I had the opportunity to speak with a son of a man who recently succumbed to advanced prostate cancer. He told me that while accompanying his father on the prostate cancer journey he had learned something that could only have been learned from having had this experience.

He explained to me that perhaps it is just part of our culture, but we place such strong faith in our medicine and in our doctors that we always believe that somehow, we are going to be different, that we have a chance. For his dad, the treatments he received were equal to hope and despite the great toll it took on his body and the near certain
knowledge it would not save him, he had to continue, to hold on to hope.
As long as he tried different treatments, including clinical trials, he would not lose hope and give up. He always remained resolute in his determination to go on living.

As the side effects accrued and his father’s body weakened, he began to doubt the
wisdom of his father’s choices. Despite this, his father refused to consider not
fighting, no matter the cost, so he kept all his doubts to himself.

When his father passed away, it came to him “in absolute clarity. We will all die.” Some of us just know when and by knowing that, we have choices.

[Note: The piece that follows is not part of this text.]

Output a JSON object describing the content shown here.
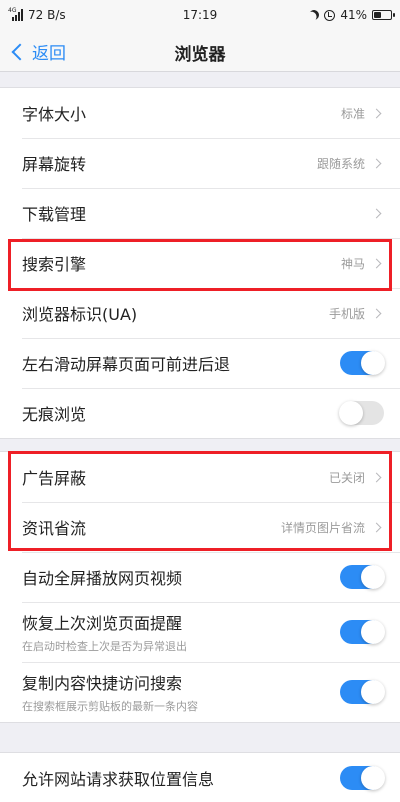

Prostate cancer is very cruel and his father did not die a pleasant death. He told me that he wishes that he could have the chance to discuss this with his father, and perhaps make some different choices. To walk away from all the hospitals and enjoy the time they had left, to have a choice on how it all ended.

“When we first started on this journey there were a many people, who told us that we must choose to fight, no matter what happens. It was only through this experience that I could understand why you might choose not to fight as hard.”

If you read this and think, it is about giving up, that is not it. It is
about being honest and making the best use of your time, and having the
ultimate say in your life. The goal is to be able to look back on
it all, and to be able to think we could not have done it any better.

Joel T Nowak MA, MSW